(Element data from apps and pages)
------------------------------------------------

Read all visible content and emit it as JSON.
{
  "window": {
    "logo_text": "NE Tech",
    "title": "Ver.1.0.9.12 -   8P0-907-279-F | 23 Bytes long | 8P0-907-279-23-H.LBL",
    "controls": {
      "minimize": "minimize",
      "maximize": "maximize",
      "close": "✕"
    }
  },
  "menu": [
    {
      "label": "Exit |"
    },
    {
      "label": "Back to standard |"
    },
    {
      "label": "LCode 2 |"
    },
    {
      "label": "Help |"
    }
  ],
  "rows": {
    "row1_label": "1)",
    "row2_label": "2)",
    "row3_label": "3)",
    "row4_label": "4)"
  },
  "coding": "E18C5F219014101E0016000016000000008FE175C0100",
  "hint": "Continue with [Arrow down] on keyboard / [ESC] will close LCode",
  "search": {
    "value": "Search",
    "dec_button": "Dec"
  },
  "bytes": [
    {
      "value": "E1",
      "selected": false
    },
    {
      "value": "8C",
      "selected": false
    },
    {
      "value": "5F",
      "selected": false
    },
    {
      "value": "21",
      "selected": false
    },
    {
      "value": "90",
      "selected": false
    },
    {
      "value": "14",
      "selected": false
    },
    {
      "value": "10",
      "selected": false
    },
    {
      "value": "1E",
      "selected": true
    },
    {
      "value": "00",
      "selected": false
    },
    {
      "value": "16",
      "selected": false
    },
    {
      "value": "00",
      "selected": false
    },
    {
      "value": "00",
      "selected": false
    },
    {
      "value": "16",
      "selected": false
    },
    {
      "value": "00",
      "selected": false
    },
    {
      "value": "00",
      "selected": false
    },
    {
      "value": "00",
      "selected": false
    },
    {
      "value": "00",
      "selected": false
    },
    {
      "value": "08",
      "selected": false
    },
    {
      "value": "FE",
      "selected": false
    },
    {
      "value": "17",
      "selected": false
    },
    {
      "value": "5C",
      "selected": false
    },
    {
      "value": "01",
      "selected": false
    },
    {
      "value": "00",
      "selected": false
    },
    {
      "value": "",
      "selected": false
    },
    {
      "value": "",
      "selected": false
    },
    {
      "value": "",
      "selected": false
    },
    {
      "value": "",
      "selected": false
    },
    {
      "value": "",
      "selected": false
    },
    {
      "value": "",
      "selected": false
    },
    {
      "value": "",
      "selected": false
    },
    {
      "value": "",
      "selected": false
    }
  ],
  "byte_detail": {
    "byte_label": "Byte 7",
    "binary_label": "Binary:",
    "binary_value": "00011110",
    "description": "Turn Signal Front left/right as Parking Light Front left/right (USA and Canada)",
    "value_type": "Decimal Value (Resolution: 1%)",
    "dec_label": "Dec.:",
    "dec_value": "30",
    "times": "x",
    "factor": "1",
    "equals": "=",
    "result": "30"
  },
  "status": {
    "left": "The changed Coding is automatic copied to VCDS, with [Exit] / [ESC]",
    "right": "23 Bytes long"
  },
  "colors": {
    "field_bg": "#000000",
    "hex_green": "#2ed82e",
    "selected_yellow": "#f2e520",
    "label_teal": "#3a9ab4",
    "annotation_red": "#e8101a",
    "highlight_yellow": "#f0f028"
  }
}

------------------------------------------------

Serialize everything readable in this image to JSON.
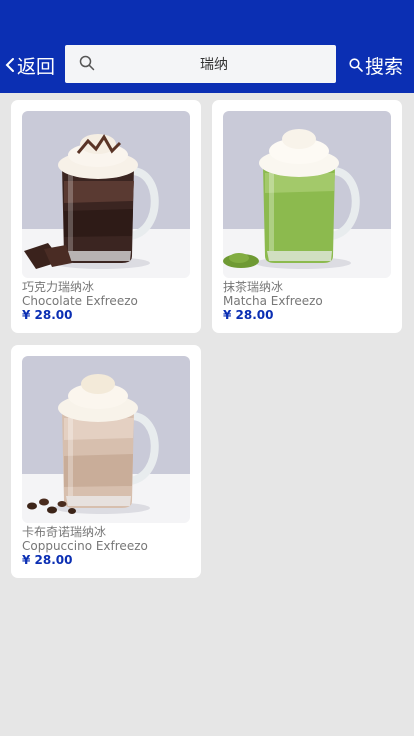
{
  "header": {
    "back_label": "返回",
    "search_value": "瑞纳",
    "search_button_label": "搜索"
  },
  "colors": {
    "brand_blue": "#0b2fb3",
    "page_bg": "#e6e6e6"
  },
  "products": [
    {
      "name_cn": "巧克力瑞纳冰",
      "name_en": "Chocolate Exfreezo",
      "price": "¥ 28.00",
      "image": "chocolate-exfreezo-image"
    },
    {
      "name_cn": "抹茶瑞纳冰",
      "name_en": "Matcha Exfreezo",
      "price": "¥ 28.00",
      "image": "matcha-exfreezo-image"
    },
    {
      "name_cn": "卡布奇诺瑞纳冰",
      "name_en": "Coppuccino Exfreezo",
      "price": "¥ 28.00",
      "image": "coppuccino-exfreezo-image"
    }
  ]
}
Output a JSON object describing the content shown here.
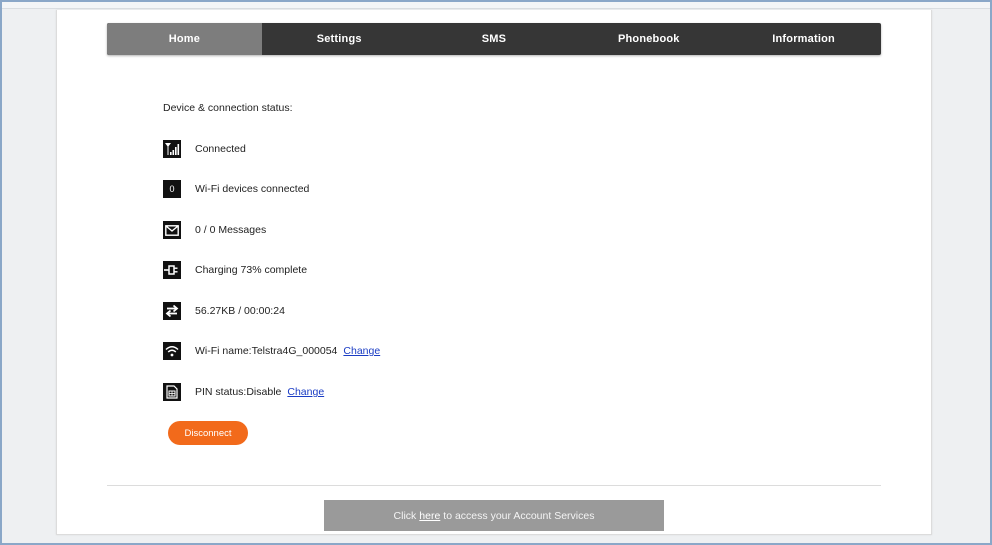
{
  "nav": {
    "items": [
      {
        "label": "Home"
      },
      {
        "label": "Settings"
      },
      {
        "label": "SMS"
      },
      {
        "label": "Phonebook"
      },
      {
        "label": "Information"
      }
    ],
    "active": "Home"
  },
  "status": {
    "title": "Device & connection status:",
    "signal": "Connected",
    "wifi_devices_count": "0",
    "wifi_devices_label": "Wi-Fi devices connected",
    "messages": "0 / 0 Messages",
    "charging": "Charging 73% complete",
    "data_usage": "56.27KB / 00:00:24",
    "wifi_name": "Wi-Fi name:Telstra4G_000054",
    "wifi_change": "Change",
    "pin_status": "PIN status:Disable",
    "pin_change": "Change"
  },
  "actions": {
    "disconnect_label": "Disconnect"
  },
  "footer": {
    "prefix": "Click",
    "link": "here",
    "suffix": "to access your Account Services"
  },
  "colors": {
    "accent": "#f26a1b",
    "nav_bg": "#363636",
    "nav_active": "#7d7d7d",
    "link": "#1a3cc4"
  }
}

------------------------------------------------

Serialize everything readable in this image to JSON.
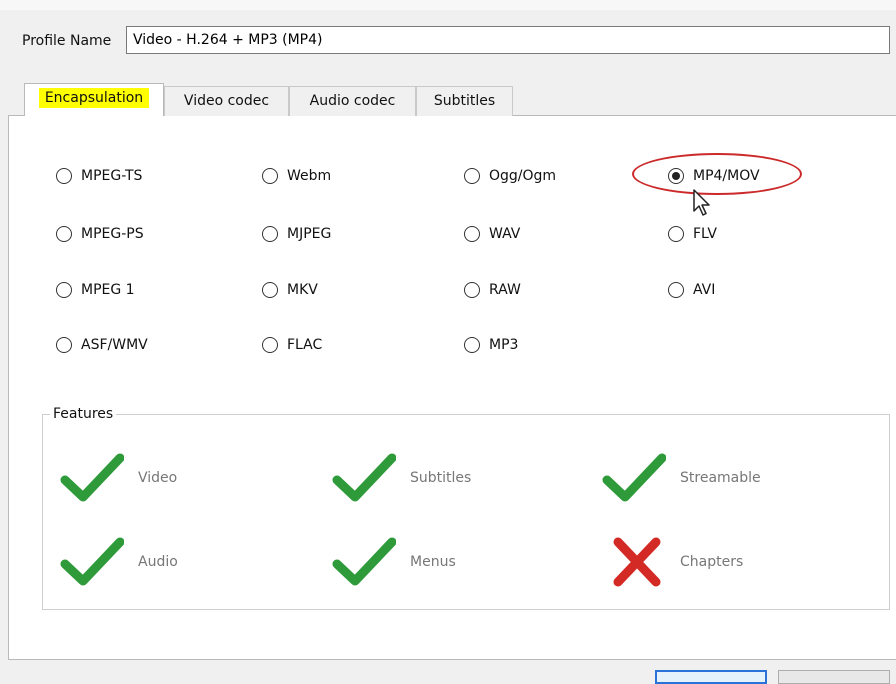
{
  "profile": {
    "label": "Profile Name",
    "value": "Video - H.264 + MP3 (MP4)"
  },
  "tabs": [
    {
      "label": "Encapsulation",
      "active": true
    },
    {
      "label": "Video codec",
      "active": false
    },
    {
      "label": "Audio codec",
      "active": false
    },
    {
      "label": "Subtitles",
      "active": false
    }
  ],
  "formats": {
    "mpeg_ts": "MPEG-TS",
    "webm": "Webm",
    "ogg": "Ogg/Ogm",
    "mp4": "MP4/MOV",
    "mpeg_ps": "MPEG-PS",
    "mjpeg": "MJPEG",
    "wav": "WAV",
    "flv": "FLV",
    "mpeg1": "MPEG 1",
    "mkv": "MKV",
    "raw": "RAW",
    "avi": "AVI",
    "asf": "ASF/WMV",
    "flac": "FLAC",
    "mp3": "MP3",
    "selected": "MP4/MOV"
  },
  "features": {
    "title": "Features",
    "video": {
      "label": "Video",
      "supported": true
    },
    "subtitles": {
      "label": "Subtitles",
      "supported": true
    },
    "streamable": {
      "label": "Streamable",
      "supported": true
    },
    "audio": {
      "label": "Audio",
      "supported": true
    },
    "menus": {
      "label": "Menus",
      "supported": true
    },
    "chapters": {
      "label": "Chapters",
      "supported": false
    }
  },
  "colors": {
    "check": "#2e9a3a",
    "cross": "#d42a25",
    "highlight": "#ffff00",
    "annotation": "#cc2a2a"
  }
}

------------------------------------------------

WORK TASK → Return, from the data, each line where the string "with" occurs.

WRITTEN ANSWER →
  "hint": "Continue with [Arrow down] on keyboard / [ESC] will close LCode",
    "left": "The changed Coding is automatic copied to VCDS, with [Exit] / [ESC]",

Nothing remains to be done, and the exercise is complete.